Identify all lines of the data containing the string "this" and copy them.

:: Given information ::
....

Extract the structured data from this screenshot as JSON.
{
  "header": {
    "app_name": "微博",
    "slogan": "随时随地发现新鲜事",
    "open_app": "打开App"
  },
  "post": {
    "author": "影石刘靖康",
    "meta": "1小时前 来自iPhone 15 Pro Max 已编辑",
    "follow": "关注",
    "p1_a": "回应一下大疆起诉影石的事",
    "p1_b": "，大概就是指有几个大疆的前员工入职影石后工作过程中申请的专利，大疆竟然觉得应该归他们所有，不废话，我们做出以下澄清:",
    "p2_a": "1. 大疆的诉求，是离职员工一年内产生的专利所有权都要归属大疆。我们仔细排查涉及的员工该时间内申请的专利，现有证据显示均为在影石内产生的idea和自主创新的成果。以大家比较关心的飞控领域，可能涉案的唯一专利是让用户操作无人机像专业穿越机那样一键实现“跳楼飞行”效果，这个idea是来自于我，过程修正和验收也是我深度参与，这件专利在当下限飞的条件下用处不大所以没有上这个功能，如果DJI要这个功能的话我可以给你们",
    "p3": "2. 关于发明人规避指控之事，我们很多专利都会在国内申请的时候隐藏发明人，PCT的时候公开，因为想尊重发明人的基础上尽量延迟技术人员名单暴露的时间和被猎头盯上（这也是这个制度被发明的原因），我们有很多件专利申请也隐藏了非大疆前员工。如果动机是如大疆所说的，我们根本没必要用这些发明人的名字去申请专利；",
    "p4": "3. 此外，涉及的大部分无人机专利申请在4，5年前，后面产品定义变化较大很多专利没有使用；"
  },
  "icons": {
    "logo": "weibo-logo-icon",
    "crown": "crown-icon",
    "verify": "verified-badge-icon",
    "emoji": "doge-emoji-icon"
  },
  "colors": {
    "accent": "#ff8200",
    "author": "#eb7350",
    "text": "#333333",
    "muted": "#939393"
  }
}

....

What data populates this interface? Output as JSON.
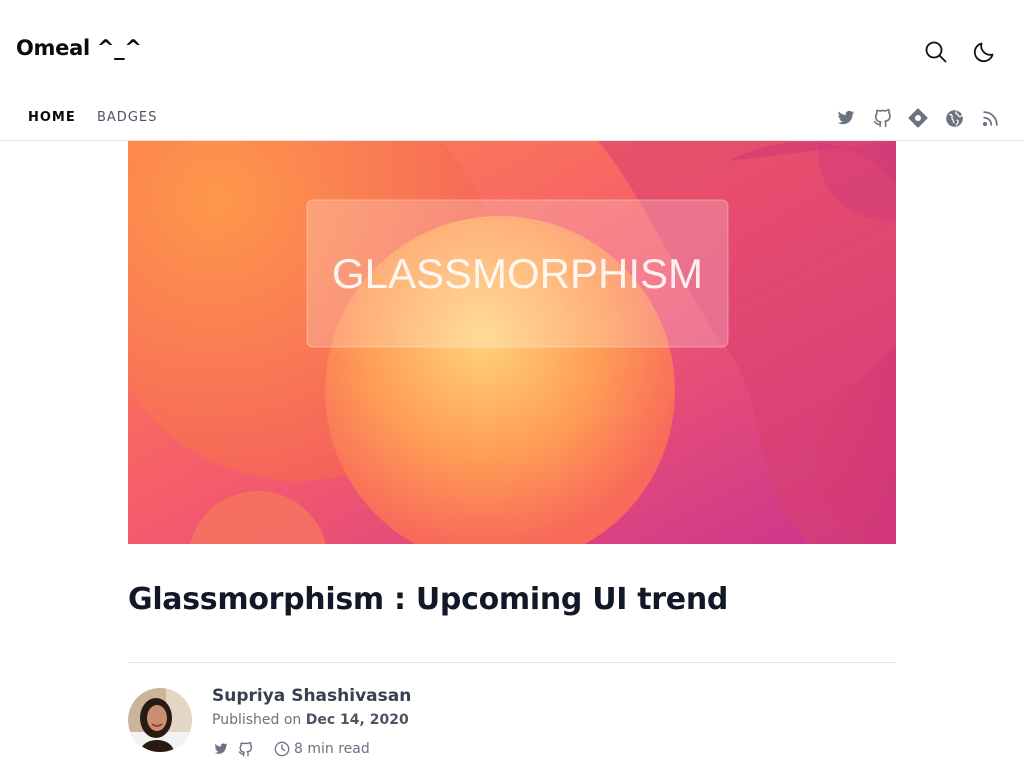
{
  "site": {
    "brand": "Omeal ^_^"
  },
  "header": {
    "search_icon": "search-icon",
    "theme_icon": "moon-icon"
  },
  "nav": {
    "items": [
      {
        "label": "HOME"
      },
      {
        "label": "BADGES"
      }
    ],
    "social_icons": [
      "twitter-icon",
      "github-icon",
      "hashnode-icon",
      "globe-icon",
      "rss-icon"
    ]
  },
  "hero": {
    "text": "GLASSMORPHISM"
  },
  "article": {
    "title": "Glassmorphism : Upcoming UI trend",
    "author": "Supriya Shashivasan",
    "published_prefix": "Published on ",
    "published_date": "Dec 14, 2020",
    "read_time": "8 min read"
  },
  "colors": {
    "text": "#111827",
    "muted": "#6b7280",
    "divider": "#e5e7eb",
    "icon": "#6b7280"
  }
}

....

:: Your response ::
Extract the structured data from this screenshot as JSON.
What data populates this interface? Output as JSON.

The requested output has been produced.